Assigned task: Where the word "price" occurs in a line of the data, return the whole line.

Given records:
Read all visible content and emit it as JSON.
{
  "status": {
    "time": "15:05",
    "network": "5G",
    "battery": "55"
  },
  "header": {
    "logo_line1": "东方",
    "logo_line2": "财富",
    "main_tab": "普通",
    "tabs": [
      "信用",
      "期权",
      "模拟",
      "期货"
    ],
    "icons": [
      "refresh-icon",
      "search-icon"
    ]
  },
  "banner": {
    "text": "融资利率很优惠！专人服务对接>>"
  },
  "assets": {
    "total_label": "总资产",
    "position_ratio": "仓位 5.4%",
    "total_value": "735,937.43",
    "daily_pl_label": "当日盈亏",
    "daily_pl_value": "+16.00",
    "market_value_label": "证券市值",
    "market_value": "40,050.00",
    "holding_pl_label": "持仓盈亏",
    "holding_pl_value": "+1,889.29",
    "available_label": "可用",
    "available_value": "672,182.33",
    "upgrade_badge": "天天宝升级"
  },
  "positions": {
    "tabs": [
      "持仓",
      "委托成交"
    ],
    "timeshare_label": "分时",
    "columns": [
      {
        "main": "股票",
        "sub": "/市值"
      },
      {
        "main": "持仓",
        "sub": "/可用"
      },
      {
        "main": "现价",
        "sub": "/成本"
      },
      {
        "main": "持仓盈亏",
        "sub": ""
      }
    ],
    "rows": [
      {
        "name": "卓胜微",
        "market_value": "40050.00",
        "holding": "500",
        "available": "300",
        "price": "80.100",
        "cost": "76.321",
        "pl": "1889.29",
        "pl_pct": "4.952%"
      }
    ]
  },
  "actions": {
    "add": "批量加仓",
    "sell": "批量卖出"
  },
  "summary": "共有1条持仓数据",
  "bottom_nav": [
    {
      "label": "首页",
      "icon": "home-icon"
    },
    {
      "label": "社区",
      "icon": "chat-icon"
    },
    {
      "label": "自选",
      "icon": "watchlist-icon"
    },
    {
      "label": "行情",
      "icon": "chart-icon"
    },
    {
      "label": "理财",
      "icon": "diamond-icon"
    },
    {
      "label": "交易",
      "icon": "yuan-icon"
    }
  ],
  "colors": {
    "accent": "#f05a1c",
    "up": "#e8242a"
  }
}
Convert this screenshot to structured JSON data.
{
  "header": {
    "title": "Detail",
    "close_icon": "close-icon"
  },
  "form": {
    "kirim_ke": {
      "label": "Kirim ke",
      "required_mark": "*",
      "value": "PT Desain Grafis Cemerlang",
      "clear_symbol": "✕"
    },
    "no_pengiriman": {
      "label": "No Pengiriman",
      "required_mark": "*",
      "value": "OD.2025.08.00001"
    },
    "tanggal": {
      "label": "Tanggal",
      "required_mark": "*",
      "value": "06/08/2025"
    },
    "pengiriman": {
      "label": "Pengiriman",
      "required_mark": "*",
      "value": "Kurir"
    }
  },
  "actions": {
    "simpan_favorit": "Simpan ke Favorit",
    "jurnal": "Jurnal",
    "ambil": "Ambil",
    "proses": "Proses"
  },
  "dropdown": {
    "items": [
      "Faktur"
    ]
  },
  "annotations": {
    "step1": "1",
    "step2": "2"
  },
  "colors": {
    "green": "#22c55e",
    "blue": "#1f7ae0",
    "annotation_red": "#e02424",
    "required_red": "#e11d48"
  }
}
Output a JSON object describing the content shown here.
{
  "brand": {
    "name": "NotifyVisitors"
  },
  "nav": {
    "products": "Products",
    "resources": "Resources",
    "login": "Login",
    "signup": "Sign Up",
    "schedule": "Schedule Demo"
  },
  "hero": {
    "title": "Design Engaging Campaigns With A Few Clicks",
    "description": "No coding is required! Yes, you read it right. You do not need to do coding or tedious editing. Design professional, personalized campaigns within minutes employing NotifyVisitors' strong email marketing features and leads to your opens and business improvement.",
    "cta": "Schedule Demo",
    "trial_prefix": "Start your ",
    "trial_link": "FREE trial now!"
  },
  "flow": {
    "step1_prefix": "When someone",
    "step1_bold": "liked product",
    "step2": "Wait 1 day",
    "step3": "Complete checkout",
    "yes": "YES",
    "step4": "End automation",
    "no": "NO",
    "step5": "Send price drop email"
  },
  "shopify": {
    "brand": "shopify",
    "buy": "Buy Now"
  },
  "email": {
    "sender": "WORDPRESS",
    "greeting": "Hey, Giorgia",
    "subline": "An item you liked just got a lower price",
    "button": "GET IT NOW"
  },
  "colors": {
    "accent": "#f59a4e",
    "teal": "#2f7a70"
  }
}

Exercise answer:
        "price": "80.100",
    "step5": "Send price drop email"
    "subline": "An item you liked just got a lower price",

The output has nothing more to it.